What lines of the data below hold the string "list"? Copy each one out.

Top of Exercise data

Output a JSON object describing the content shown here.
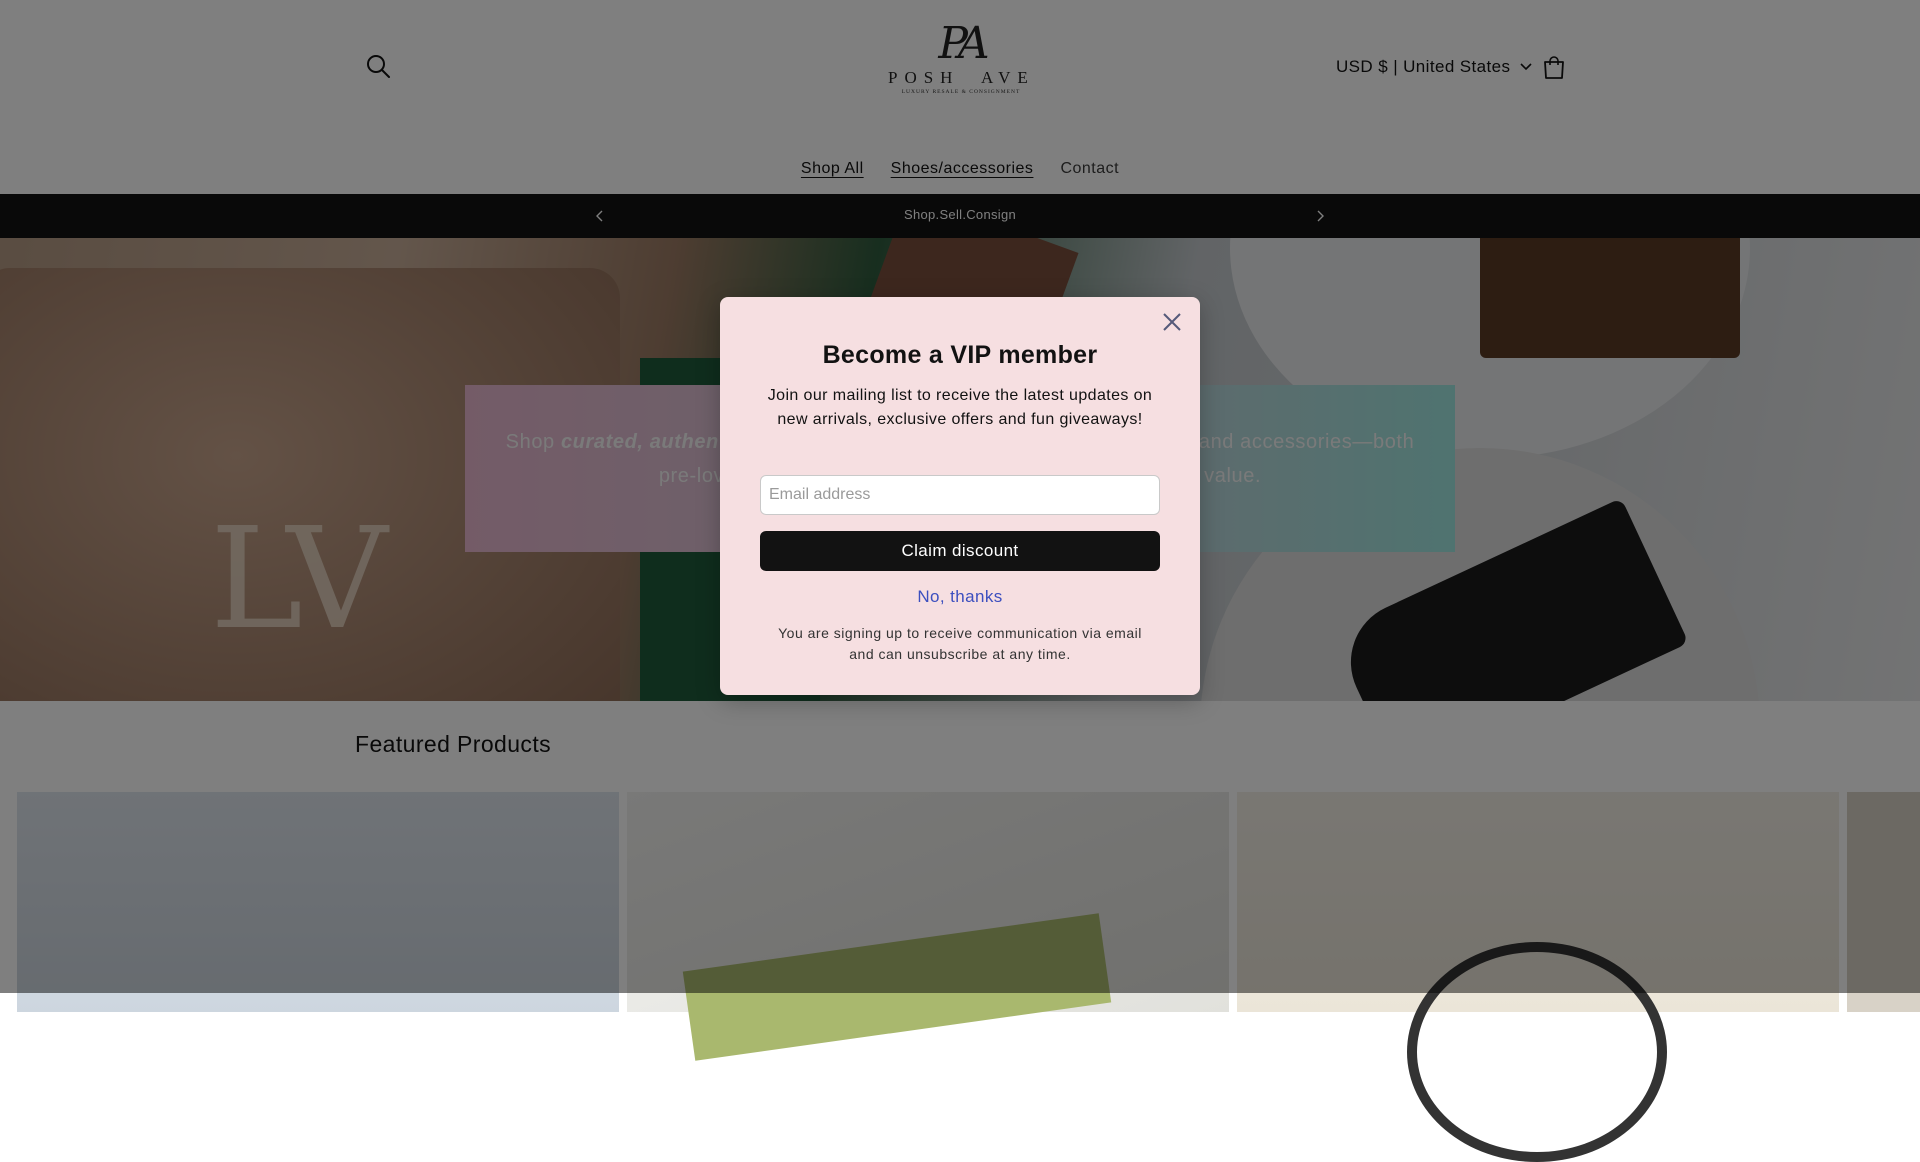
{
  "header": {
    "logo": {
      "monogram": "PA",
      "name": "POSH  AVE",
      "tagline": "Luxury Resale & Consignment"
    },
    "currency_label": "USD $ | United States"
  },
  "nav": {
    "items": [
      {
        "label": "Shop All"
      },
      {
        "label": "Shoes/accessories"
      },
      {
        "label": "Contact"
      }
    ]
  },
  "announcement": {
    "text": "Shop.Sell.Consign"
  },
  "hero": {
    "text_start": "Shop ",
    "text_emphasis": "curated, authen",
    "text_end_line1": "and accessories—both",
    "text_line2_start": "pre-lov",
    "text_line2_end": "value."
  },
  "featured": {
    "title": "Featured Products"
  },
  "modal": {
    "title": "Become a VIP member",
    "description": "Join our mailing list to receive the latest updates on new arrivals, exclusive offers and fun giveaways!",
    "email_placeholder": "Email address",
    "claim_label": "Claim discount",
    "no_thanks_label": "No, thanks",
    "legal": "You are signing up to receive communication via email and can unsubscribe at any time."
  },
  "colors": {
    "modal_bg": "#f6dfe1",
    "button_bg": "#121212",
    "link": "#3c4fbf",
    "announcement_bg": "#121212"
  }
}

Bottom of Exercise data
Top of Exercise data

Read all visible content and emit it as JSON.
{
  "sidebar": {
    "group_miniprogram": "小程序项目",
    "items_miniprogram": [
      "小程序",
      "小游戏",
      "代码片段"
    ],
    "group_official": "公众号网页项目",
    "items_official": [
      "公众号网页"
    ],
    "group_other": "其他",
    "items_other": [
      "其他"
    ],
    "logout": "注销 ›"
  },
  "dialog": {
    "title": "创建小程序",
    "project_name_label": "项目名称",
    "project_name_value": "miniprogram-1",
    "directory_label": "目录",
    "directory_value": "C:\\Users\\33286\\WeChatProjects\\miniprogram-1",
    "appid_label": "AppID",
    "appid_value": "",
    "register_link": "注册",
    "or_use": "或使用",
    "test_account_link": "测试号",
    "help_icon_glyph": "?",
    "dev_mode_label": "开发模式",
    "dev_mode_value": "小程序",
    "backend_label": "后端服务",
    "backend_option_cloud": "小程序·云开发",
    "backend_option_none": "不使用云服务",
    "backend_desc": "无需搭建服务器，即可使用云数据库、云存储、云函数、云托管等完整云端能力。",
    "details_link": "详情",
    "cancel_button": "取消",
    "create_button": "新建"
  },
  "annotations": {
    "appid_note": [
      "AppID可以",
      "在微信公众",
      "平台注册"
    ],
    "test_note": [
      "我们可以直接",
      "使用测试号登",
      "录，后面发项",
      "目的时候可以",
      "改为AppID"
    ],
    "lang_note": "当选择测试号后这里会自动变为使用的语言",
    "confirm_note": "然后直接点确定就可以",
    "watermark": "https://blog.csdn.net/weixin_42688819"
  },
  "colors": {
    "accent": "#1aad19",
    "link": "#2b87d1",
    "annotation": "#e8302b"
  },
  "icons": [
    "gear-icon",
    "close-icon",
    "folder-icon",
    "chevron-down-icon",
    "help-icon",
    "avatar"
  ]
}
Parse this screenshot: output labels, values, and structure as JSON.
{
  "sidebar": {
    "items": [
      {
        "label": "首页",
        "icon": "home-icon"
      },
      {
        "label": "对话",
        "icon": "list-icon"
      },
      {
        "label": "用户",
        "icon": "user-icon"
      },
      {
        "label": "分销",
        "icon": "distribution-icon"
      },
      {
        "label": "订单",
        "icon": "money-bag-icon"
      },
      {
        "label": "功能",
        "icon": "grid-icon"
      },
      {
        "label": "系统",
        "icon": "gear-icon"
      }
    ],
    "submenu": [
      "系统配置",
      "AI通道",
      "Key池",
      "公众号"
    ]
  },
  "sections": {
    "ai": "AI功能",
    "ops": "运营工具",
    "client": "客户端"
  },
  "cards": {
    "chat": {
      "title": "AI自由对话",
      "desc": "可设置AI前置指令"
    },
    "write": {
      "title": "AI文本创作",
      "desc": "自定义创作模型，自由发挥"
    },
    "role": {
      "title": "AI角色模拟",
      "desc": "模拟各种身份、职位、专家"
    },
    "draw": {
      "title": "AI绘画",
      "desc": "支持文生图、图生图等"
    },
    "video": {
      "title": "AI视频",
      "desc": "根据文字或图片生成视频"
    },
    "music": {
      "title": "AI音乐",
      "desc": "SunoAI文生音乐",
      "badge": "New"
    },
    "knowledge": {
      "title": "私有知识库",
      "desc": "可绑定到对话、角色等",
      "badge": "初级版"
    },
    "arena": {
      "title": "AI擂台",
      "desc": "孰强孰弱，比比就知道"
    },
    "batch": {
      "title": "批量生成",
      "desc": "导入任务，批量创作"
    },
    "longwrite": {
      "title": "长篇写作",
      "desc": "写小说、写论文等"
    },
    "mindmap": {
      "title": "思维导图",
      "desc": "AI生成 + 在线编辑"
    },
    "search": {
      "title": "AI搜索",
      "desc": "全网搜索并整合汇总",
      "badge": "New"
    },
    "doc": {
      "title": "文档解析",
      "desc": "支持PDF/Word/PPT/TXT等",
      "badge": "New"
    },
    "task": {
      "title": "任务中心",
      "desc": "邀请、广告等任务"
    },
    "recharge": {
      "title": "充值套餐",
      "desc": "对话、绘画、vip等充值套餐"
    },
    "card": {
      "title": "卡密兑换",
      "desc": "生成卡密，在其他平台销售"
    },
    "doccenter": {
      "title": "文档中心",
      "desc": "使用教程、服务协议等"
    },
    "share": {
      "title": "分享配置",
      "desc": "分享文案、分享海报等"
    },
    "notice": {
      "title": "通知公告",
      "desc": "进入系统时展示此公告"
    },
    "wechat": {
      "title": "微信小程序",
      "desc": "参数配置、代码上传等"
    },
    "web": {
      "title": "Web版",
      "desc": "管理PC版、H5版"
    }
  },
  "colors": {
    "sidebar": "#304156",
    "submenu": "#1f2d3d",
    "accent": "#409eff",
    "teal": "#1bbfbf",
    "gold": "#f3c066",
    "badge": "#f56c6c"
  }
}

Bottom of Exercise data

Solution for this task –
    "description": "Join our mailing list to receive the latest updates on new arrivals, exclusive offers and fun giveaways!",
        "icon": "list-icon"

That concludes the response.